Search the material for the word "title" and report each line where it turns up.

= Beginning of Section =

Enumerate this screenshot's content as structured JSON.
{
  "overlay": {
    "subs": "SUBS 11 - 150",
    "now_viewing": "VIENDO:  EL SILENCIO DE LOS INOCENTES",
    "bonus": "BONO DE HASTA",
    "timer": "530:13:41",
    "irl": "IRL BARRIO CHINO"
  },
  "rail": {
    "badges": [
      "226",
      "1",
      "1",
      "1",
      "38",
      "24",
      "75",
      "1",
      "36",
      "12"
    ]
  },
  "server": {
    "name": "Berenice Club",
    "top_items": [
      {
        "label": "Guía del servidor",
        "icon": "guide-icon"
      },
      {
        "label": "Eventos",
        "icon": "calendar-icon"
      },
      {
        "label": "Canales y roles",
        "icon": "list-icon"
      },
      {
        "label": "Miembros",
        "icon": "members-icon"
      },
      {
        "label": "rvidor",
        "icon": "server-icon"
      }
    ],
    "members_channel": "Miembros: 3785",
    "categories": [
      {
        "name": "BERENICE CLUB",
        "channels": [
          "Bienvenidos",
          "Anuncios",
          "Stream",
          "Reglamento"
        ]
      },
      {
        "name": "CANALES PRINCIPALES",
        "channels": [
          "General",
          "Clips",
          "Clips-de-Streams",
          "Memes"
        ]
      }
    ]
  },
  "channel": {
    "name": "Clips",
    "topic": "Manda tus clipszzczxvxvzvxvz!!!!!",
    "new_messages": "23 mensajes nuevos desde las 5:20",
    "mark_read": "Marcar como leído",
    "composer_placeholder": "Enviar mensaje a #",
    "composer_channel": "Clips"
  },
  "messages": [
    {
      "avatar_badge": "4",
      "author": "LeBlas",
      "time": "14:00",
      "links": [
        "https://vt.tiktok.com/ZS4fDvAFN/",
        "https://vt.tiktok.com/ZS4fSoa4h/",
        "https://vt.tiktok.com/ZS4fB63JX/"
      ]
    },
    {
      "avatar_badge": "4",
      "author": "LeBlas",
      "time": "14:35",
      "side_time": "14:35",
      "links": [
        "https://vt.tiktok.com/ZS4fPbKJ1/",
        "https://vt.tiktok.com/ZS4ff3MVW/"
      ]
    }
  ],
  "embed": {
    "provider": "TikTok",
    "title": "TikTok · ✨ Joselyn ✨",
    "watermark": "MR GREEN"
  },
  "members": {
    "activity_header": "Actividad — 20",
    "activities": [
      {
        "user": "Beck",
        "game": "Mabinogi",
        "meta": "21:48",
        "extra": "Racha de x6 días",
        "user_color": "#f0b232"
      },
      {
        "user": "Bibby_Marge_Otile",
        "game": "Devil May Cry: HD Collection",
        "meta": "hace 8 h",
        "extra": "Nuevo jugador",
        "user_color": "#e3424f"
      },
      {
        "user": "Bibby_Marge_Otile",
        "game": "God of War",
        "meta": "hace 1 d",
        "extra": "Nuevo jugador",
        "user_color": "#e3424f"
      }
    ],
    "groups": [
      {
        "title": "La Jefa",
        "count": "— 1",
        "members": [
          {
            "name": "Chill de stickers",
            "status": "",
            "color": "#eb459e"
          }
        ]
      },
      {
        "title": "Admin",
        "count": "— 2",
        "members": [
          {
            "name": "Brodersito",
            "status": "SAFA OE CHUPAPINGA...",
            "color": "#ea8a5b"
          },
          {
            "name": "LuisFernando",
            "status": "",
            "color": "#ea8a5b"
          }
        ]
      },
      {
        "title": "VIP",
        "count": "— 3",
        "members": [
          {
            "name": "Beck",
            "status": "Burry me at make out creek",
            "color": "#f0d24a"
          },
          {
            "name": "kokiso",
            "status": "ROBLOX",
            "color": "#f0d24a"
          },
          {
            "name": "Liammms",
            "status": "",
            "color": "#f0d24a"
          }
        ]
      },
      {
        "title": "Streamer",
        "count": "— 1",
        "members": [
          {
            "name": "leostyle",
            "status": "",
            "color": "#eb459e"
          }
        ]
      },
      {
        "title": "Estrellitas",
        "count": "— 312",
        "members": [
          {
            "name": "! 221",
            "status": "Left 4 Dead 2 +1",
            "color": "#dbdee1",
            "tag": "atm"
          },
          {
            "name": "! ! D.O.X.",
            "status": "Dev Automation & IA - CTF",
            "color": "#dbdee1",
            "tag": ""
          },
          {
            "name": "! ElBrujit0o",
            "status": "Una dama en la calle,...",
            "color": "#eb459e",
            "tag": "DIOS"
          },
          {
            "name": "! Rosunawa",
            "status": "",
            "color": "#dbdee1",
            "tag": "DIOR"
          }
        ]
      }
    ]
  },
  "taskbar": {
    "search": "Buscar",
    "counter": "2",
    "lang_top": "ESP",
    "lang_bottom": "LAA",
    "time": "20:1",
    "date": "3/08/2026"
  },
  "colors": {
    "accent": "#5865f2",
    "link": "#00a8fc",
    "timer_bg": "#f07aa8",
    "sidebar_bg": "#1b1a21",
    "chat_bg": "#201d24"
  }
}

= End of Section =

Exercise answer
    "title": "TikTok · ✨ Joselyn ✨",
        "title": "La Jefa",
        "title": "Admin",
        "title": "VIP",
        "title": "Streamer",
        "title": "Estrellitas",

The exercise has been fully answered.